TRUMPadelphia: Harvey and Sandy and more
Disaster response, as George W. Bush well knows, can define a presidency.
Hi, friends. Here's a good list of ways you can help the victims of Hurricane Harvey.
You're getting this email because you've subscribed to a newsletter about President Trump and how his policies affect Philadelphia. If you're reading this online, you can sign up to get it in your own inbox here, for free, every week. You can send questions/comments my way here and on Twitter.
– Aubrey Whelan
Today, let’s talk about Harvey.
What’s at stake
President Trump is in Texas this morning, surveying hurricane-recovery efforts as Houston-area residents brace for another several days of rain from Hurricane Harvey. At least 10 people have died and tens of thousands have been displaced, with that number expected to rise. In the meantime, Trump has been busy — in the middle of wrangling disaster declarations, he also made a controversial pardon, signed a directive on his transgender military ban and sent … a whole lot of tweets.
I'm going to dispense with arguments about whether or not to talk politics re: a natural disaster. Like it or not, these things are political, whether it's in debates about climate change, or in the way low-lying, flood-prone areas are also home to cities' most impoverished residents, or in the way our leaders talk about a disaster. So it may be instructive to take a look at how Donald Trump talked about the last natural disaster that hit closest to our home — Hurricane Sandy, in 2012.
A day after Sandy crashed into the Jersey Shore:
He touted the fact that Trump Tower remained open during the storm:
and reminded his followers that he had offered Obama $5 million toward his favorite charity if he'd release his birth certificate.
Disaster response, as George W. Bush well knows, can define a presidency. POLITICO notes this morning that Trump is talking about Harvey in the same kinds of branding terms that have defined his presidency so far: "Even while he has pledged quick financial assistance from the federal government, he has appeared unable to stop himself from marveling at the strength and size of the storm." And he's courted controversy by tying his pardon of Arizona Sheriff Joe Arpaio to the storm: "In the middle of a hurricane… I assumed the ratings would be far higher," he said Monday.

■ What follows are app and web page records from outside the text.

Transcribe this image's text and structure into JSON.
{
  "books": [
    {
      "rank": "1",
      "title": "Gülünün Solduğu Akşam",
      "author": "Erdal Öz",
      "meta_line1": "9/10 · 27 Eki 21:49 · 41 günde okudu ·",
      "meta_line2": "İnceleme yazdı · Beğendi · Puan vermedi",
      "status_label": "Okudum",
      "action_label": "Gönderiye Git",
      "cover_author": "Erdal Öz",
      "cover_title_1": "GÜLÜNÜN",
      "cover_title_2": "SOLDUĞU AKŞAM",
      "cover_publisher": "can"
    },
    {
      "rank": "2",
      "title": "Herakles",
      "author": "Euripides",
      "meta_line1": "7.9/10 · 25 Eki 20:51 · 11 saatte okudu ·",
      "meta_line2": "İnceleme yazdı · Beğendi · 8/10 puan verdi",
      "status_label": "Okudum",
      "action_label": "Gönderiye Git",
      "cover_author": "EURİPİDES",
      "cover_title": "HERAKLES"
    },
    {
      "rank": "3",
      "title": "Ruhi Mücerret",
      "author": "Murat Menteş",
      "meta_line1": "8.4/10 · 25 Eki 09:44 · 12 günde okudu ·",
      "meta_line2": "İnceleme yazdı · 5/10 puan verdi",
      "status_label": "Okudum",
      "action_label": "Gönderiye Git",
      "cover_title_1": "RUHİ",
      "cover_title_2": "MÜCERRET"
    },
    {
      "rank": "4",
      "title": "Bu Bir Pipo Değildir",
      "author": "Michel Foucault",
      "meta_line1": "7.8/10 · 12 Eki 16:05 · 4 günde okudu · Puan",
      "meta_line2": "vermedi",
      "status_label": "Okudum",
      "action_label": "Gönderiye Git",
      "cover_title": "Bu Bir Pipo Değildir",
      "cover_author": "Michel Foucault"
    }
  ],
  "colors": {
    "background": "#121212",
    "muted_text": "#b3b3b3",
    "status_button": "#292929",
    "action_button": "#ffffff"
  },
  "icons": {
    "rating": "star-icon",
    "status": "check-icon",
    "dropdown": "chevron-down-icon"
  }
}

The recovery efforts Trump will lead are about far more than rhetoric, of course — and after Monday-morning quarterbacking other politicians' disaster responses for years, Trump finally has the chance to stand in water and rain today like a real president. Here's a good rundown from Vox on what he needs to do next.
What they’re saying
In other news
The Washington Post and the New York Times are neck-and-neck reporting on a story about President Trump's business interests in Russia during the campaign — and how the aforementioned Felix Sater believed that building in Russia could win Trump the presidency.
North Korea launched a missile over Japan, and President Trump said that "all options are on the table" for the U.S.'s response.
Hillary Clinton is coming to Philly this fall to promote her memoir, What Happened.
President Trump is lifting Obama-era restrictions on a much-criticized program allowing local police forces to get military-grade equipment from the feds. NBC10 looked at what that might mean for Philly's police force.
What I’m reading
A long piece on Sheriff Joe Arpaio from the Pulitzer Prize-winning reporter who exposed how the Arizona lawman focused on immigration enforcement at the expense of almost all other crime.
A Vanity Fair exposé reveals perhaps the only #relatable thing about Jared and Ivanka: They hate D.C.!
New York Magazine goes deep on life at HUD under Ben Carson.
PhillyMag's Holly Otterbein profiles state Rep. Martina White, the rising Republican star from the Northeast who invites the inevitable Trumpian comparisons (but still won't say whether she voted for him).
A non-political palate cleanser
Queen Village's Brickbat Books is one of my favorite places in the city and this story about how its biggest fans saved it from the brink of closing is a true delight.